Finally, let’s look at the countries which are high in average income, but have poor (high) Gini scores. These include the following: Equatorial Guinea ($23,154, 65.0), Hong Kong ($32,292, 53.3), Singapore ($28,228, 48.1), United States ($41,557, 45.0), and South Africa ($11,035, 65.0). This indicates that the high incomes that are listed are likely pulled up to a great degree by wealthy people in the country. As I’ve mentioned, the US does quite poorly in this regard. Of course, this is not a perfect comparison—the situation in Equatorial Guinea is clearly much worse than in the United States. While the ratio between the rich and the poor is somewhat similar between the US and Equatorial Guinea (although, of course, the US is 20 points lower in the Gini index), the entire population enjoys a greater degree of wealth overall. But although these differences are obviously important, the poor Gini scores reveal that work needs to be done to close the gap between the rich and the poor in these countries. Though the poor in the US may be better off in absolute terms than the poor in Equatorial Guinea, both could benefit from a greater degree of equalization between the haves and the have-nots.
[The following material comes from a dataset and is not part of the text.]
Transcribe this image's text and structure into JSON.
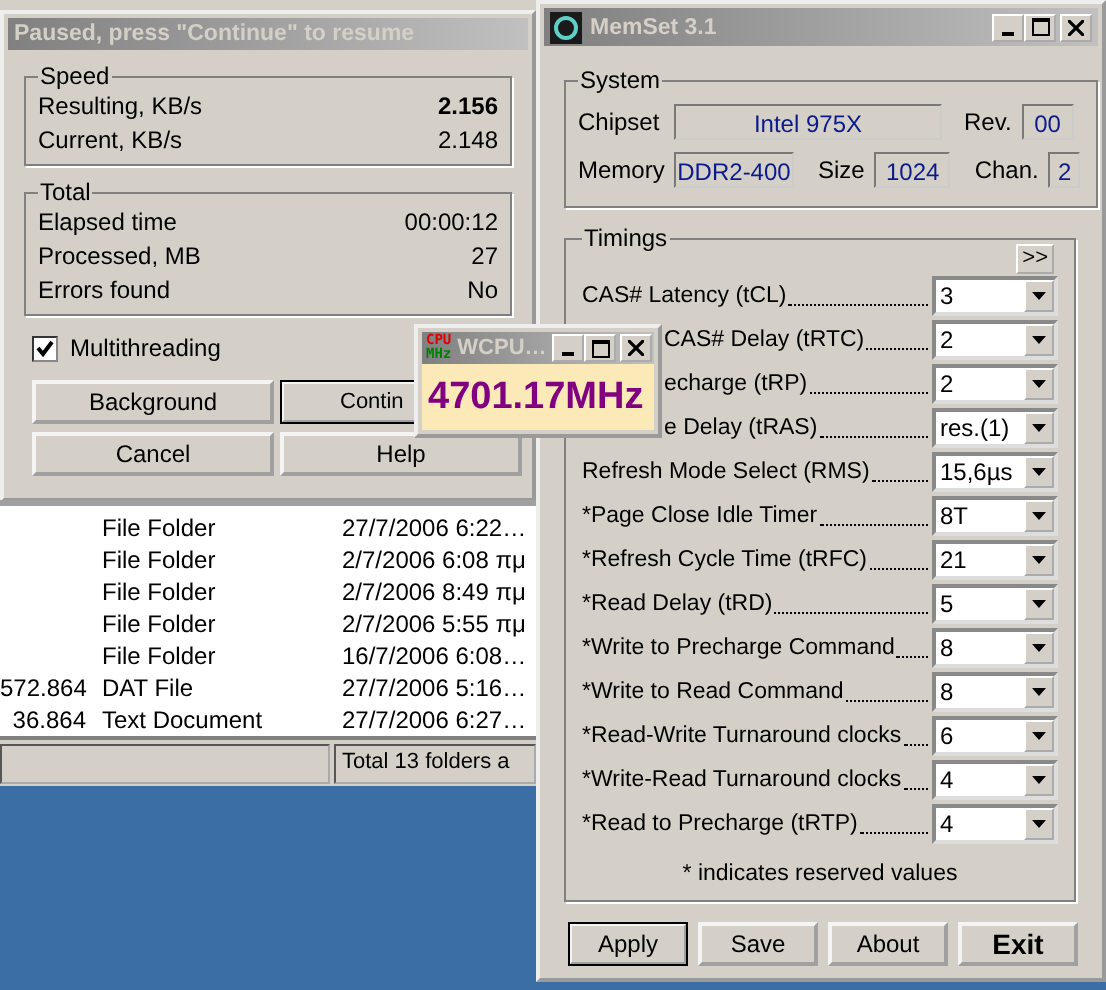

I hope that this analysis has been in some way enlightening and helpful. Let me stress, once again, that this could benefit from more detailed analysis from someone more experienced in economics. However, I think this gives a general idea of how the income earned throughout the world is distributed, both within countries and among them. I know that as a result of this analysis I have gained a greater appreciation of the privileges I benefit from in the country in which I live, and I hope that you, my readers, have as well.
As a final note, if anyone wishes to see the raw data, plus all the tables and graphs I used to do this analysis, it is available in .xlsx format. I have an .xls version as well, but I can’t guarantee that all the formulas and formatting will work correctly.
- If anyone can offer some advice on how I could have done this analysis better, I would love to hear from you. Feel free to leave a comment. [↩]
- The US is quite far down on the list, ranking below countries like Kenya, Nigeria, and Iran. [↩]
- Without Cuba’s score, North America’s score would be pushed up to 48.3. [↩]
- It’s important to remember that the Gini index needs to be used in conjunction with other measures to get a more accurate picture of the well-being of a country. However, here I am assuming that, all else being equal, a lower Gini score indicates a “better” distribution of wealth than one with a high score. [↩]
- What I did was took the rankings of both indicators for each country and multiply them. This weights both values equally and gives me a rough idea of which countries are high or low in both. Then I inverted one ranking and multiplied it by the other to give me a list of countries that are high in one and low in the other. [↩]
- The criterion used here to classify a country as “communist” or “socialist” is a declaration of such in their constitution. [↩]